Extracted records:
=== Section Start ===

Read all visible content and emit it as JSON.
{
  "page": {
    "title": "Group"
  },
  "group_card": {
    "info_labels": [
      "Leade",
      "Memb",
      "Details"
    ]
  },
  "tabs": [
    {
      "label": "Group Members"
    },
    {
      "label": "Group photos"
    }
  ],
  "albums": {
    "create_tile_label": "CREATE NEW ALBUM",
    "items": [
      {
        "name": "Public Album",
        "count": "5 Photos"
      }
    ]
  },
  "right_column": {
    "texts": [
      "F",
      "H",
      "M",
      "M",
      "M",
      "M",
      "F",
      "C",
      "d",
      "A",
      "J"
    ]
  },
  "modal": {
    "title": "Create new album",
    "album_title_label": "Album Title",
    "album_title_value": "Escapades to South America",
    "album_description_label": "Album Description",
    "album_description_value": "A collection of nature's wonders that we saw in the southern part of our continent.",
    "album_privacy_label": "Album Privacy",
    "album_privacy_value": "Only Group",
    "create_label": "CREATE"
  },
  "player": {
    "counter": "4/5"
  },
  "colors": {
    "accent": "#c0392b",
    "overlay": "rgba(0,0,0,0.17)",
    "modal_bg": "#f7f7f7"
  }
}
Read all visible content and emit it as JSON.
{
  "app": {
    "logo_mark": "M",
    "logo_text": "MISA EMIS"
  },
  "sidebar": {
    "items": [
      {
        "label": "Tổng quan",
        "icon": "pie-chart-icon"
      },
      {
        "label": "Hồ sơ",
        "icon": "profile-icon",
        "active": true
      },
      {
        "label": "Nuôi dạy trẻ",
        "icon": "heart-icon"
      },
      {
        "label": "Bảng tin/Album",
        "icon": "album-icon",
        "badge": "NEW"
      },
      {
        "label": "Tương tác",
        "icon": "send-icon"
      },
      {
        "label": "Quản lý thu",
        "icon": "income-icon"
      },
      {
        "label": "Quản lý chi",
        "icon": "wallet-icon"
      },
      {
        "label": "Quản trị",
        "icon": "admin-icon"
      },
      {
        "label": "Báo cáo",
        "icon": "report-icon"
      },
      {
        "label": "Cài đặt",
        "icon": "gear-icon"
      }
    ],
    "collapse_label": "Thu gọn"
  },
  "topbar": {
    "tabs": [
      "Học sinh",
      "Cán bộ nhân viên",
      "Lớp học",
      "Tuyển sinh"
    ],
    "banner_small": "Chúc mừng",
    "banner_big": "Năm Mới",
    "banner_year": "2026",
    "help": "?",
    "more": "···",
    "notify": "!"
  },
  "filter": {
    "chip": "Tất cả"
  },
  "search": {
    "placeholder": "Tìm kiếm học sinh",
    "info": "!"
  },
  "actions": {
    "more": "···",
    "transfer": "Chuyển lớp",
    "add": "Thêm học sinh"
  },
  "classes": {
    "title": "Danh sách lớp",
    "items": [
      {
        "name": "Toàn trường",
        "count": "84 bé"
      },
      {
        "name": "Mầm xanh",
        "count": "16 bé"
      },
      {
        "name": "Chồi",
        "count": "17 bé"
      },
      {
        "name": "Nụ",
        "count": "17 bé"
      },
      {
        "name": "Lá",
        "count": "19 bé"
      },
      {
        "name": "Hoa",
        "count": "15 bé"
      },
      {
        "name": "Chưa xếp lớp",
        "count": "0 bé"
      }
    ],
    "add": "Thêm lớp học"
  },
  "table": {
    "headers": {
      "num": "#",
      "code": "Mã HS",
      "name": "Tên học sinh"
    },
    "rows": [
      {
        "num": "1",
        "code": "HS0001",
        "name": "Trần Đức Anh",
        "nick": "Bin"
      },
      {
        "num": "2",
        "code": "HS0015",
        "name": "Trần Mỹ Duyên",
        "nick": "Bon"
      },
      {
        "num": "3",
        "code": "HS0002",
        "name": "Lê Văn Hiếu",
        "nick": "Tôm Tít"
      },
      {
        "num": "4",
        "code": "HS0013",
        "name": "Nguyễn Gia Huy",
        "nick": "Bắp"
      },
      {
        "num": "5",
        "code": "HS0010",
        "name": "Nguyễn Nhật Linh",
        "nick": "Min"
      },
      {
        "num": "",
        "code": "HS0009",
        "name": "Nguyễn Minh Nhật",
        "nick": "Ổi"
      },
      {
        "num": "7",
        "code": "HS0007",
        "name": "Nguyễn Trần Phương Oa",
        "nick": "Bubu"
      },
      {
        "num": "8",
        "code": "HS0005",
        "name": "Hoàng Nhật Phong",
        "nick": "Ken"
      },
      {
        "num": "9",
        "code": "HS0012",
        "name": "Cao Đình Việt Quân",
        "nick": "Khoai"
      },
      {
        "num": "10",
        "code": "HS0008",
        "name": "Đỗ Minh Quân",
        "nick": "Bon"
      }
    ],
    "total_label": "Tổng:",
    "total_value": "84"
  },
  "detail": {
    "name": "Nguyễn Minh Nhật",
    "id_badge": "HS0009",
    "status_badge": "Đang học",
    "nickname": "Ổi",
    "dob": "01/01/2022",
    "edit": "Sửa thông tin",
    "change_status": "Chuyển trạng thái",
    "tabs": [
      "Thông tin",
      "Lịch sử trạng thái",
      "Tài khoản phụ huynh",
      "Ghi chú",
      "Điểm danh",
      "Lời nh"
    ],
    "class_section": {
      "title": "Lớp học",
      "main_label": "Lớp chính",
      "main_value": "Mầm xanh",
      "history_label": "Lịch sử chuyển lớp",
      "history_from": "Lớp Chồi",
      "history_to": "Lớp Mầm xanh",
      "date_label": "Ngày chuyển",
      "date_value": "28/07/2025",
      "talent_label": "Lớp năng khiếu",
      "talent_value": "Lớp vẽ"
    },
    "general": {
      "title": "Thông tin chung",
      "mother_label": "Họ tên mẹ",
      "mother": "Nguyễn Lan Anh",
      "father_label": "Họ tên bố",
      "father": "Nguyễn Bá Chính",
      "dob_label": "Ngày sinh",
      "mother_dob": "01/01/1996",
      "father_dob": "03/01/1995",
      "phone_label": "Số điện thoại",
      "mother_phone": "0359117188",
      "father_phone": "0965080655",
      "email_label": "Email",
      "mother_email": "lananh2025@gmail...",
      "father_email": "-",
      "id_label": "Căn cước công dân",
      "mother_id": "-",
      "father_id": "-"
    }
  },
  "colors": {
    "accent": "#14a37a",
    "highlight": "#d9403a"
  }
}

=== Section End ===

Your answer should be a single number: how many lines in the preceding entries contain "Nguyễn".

## Answer to the problem
7